Brief.
Quote word for word the lines starting at the line with "What data populates" and ending at the final line of the entries. Leave out any pictures.

*** Opening Provided data ***

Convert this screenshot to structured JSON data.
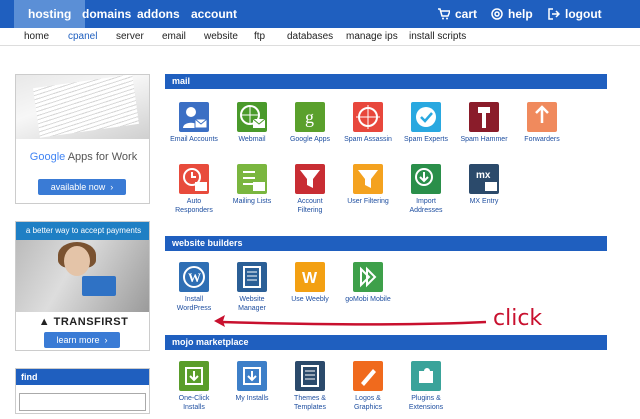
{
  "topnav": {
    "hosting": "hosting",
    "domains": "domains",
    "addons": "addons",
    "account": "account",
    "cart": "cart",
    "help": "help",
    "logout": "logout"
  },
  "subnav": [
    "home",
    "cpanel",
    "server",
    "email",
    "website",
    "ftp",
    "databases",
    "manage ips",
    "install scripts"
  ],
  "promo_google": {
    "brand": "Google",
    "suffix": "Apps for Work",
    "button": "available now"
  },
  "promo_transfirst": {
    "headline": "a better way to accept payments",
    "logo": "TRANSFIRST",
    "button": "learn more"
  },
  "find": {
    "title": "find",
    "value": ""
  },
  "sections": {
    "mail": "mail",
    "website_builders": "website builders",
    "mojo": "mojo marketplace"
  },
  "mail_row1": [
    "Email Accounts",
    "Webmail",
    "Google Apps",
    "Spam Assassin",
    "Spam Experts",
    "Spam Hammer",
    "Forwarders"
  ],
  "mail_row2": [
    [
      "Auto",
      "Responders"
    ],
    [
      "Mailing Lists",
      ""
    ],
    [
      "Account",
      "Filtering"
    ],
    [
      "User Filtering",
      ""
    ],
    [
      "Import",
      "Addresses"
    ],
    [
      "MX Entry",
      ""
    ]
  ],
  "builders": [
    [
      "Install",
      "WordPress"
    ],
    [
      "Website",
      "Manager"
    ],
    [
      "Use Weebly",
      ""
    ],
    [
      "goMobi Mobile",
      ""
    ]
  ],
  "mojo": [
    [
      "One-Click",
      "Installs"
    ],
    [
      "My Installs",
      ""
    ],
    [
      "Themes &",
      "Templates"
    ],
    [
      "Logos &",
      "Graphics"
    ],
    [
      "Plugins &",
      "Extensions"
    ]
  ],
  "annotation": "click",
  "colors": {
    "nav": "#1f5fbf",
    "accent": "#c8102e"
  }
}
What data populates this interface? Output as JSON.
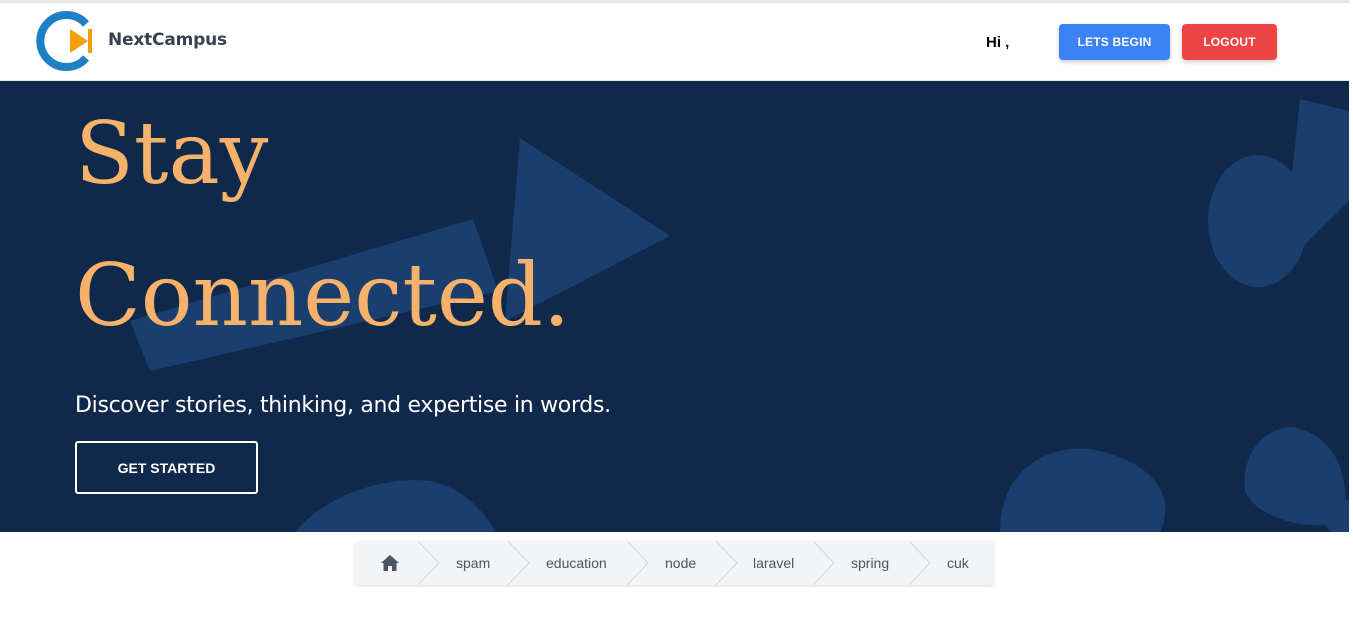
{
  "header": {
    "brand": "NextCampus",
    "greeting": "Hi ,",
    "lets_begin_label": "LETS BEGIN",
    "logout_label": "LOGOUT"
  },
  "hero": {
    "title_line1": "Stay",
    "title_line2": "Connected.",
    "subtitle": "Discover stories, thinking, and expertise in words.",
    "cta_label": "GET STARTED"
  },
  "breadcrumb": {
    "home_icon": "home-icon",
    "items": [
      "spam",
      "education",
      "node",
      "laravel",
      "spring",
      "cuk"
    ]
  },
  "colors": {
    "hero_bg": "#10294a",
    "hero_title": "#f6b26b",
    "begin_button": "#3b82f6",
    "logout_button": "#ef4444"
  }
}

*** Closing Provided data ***

Problem solution.
What data populates this interface? Output as JSON.
{
  "header": {
    "brand": "NextCampus",
    "greeting": "Hi ,",
    "lets_begin_label": "LETS BEGIN",
    "logout_label": "LOGOUT"
  },
  "hero": {
    "title_line1": "Stay",
    "title_line2": "Connected.",
    "subtitle": "Discover stories, thinking, and expertise in words.",
    "cta_label": "GET STARTED"
  },
  "breadcrumb": {
    "home_icon": "home-icon",
    "items": [
      "spam",
      "education",
      "node",
      "laravel",
      "spring",
      "cuk"
    ]
  },
  "colors": {
    "hero_bg": "#10294a",
    "hero_title": "#f6b26b",
    "begin_button": "#3b82f6",
    "logout_button": "#ef4444"
  }
}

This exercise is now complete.